Education affiliations and channels to market to students

Source: Education Dynamics

Marketing Tactics for Student Recruitment

Source: Ruffalo Noel Levitz

Strategy #2: Increase Focus on Qualifying Applicants for Enrollment

The number of programs that online students are applying for has increased significantly since last year. This has put a premium on properly qualifying students through nurturing campaigns rather than assuming that applications are a strong indicator of student interest.

Students seeking information on higher education

Source: Education Dynamics

Christina Fleming, Vice President of Marketing and Enrollment Services at Blackboard, uses the term conversion marketing to describe the process of turning qualified prospective students into enrolled students. In enrollment management, a conversion can mean many different things from filling out a form, finishing an application, attending an event, or contacting an advisor.

Colleges are using a variety of different approaches to achieve this goal with the most successful including systematically contacting students to code their level of interest, implementing predictive admissions tracking solutions, and implementing CRM solutions to log online communications.

Strategy #3: Rapid Response Time to Inquiries

Southern New Hampshire University (SNHU) is known for being one of the most innovative colleges in the US, named to the U.S. News & World Report for the past three years. Michelle Weise, leader of SNHU’s Sandbox Collaborative internal consultancy, has helped to frame the approach to innovation. Weise provides a good summary of the approach in her interview with EdSurge.

“There is a real possibility for creating lasting and transformative change with incremental improvements. But saying, ‘things should remain exactly as they are,’ only works in a context in which higher education serves more like a luxury good. It’s not that higher education needs to change, but it needs to tune itself to the changing needs of the folks who are in need of higher education. So, for all of those non-traditional potential consumers of education—who are looking for something different where they actually need a discrete set of skills to get them to the next level—they need something that helps make them more marketable and is aligned to the labor market.

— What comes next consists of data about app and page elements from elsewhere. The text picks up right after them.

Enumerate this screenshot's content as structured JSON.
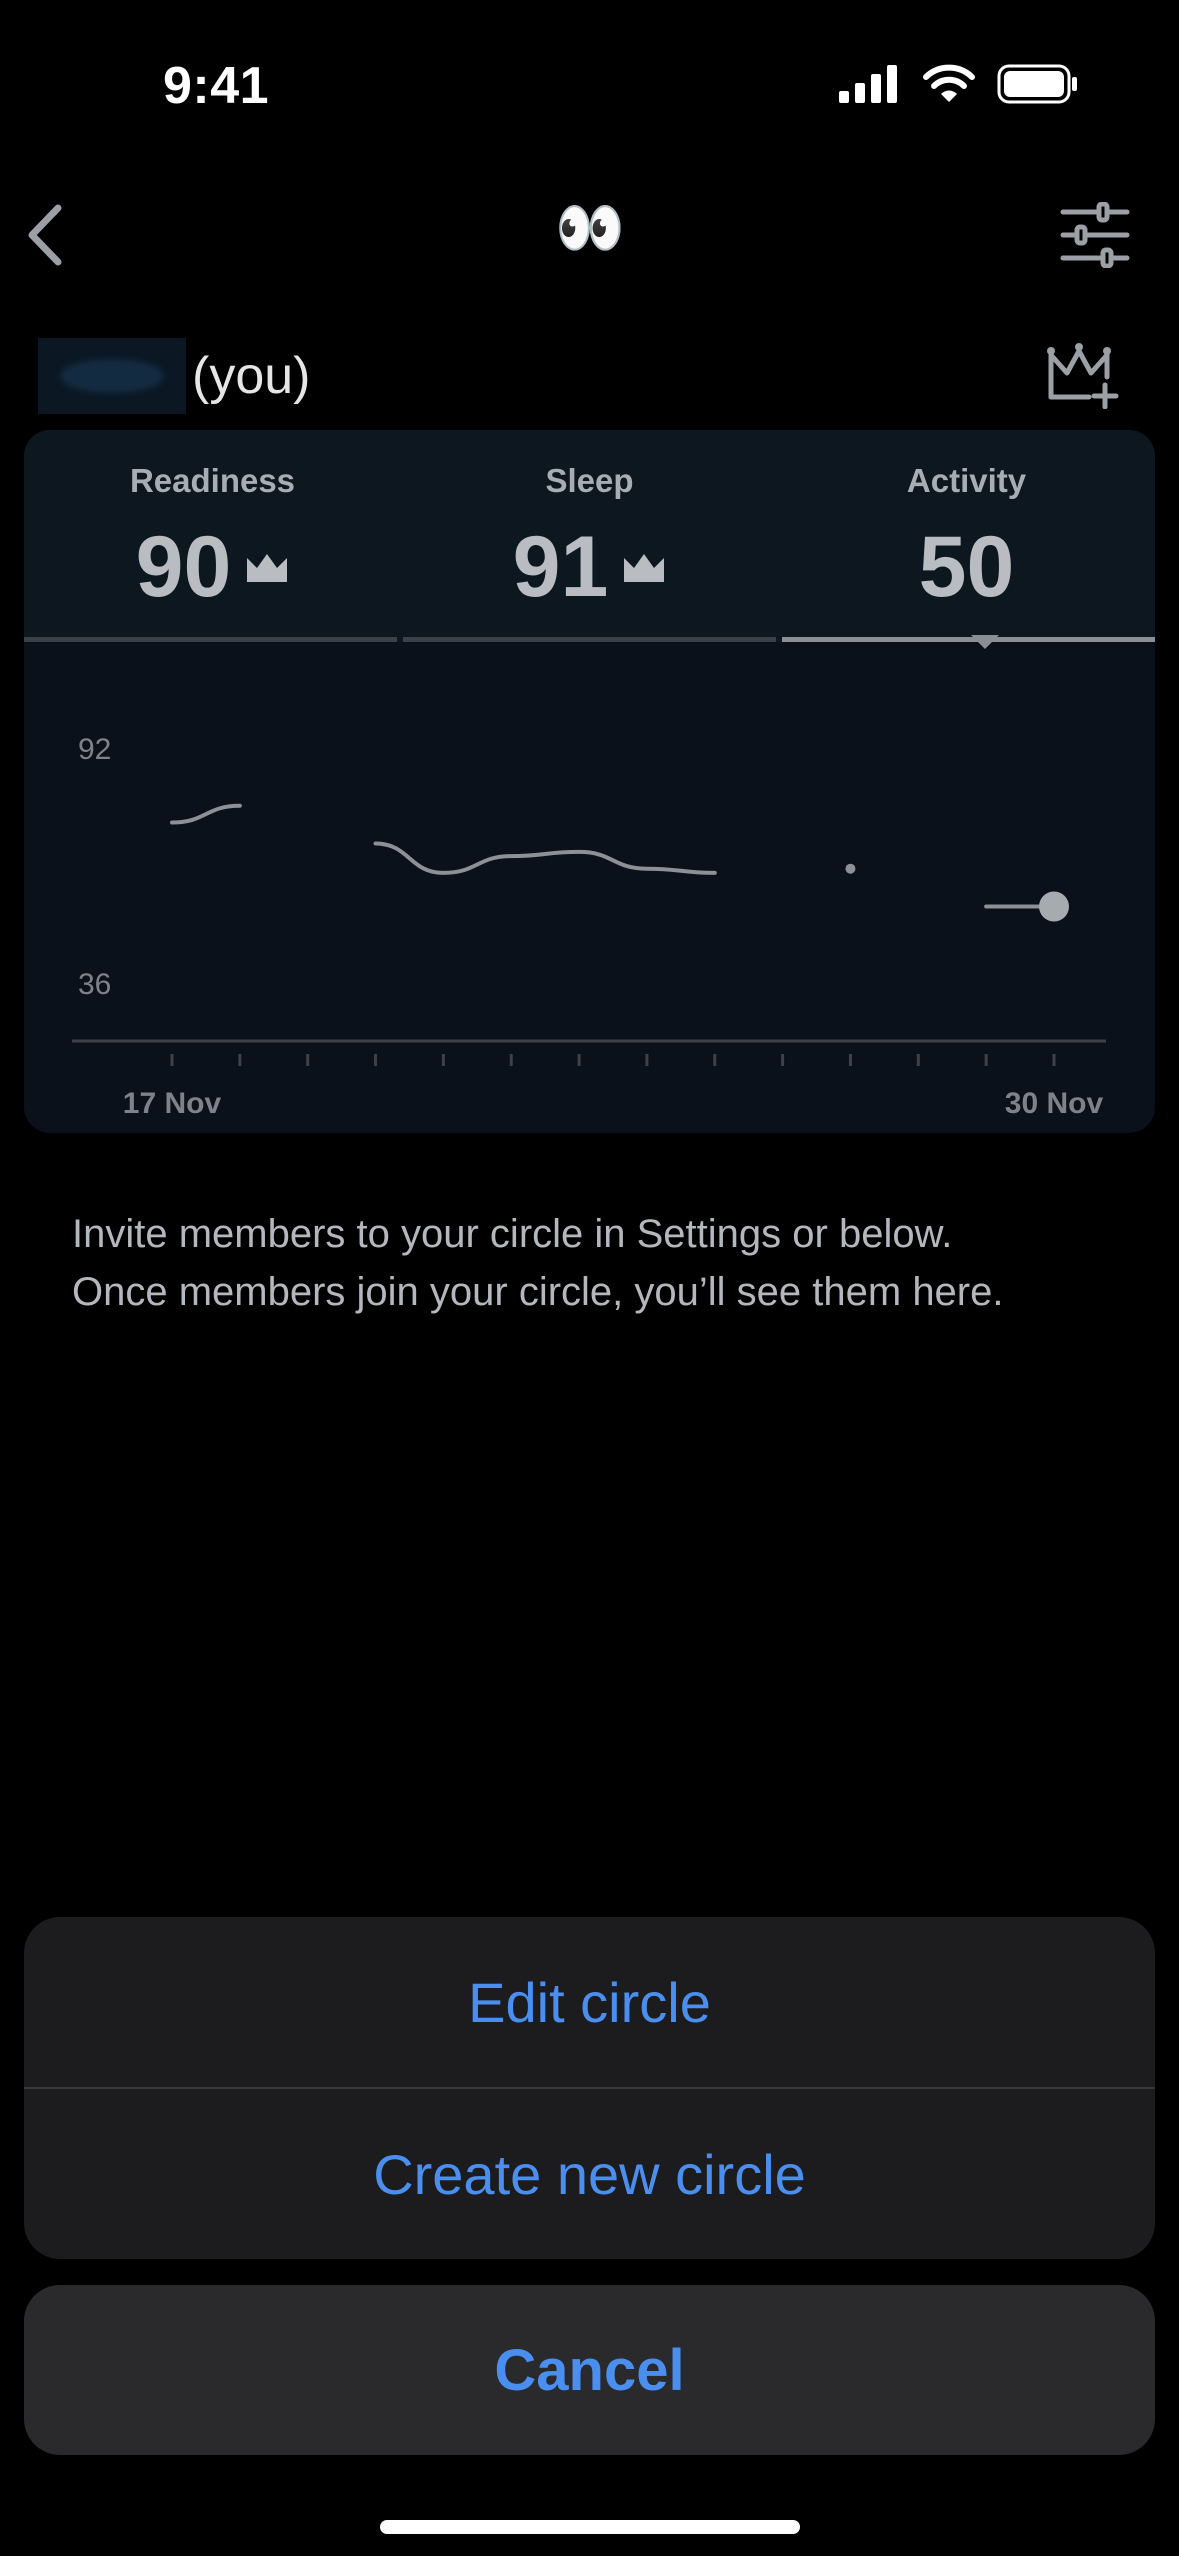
{
  "status_bar": {
    "time": "9:41"
  },
  "header": {
    "emoji": "👀"
  },
  "user": {
    "label": "(you)"
  },
  "metrics": [
    {
      "label": "Readiness",
      "value": "90",
      "crown": true
    },
    {
      "label": "Sleep",
      "value": "91",
      "crown": true
    },
    {
      "label": "Activity",
      "value": "50",
      "crown": false
    }
  ],
  "selected_metric": "Activity",
  "chart_data": {
    "type": "line",
    "title": "",
    "xlabel": "",
    "ylabel": "",
    "y_tick_labels": [
      "92",
      "36"
    ],
    "ylim": [
      36,
      92
    ],
    "x_tick_labels": [
      "17 Nov",
      "30 Nov"
    ],
    "x": [
      "17 Nov",
      "18 Nov",
      "19 Nov",
      "20 Nov",
      "21 Nov",
      "22 Nov",
      "23 Nov",
      "24 Nov",
      "25 Nov",
      "26 Nov",
      "27 Nov",
      "28 Nov",
      "29 Nov",
      "30 Nov"
    ],
    "series": [
      {
        "values": [
          74,
          78,
          null,
          69,
          62,
          66,
          67,
          63,
          62,
          null,
          63,
          null,
          54,
          54
        ]
      }
    ],
    "grid": false,
    "colors": {
      "line": "#8c9196",
      "axis": "#3c4248"
    }
  },
  "info_text": {
    "line1": "Invite members to your circle in Settings or below.",
    "line2": "Once members join your circle, you’ll see them here."
  },
  "action_sheet": {
    "edit": "Edit circle",
    "create": "Create new circle",
    "cancel": "Cancel"
  },
  "colors": {
    "accent": "#4a8ff0",
    "card": "#0b111a",
    "sheet": "#1c1c1e"
  }
}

This thinking led to SNHU’s approach in reaching non-traditional learners as a key audience, similar to the strategy that community colleges like Fayetteville Technical Community College have adopted. At first blush, traditional and online students might look identical due to the similar needs. By digging deeper, the team at SNHU discovered that online students are 30 years old, juggling work, family and other life demands. The team realized that this presented an enormous opportunity.

One important discovery in understanding the needs of online students is the necessity to find out if continuing education is even possible. They often research options late at night so responding to prospective students with an automated email response 24 hours later would often miss the window of opportunity. Understanding this context, SNHU set an internal goal of following up with a personal phone call within eight and a-half minutes of contact. They employ a more than 160 admissions counselors who monitor the phones, especially on weekends, to guide prospective students into the right degree program.  

This approach to rapid response time does not just apply to online, non-traditional learners. Millennial students also expect this same level of responsiveness. According to Aslanian Research, as of 2016, nearly 50% of undergraduate students enrolled in the first institution that responded to their inquiry, resulting in an increase of 10 percentage points since 2015. This new landscape of increasing competition among institutions, additional complexity in managing marketing channels, and higher expectations from students creates a more challenging landscape to navigate.

Partnering with organizations like Walk West to make deliberate progress toward digital transformation is critical in augmenting the skills of college and universities, creating the right environment for students to move toward their goals in the way that works for best them.

How Can We Transform Your School?

START HERE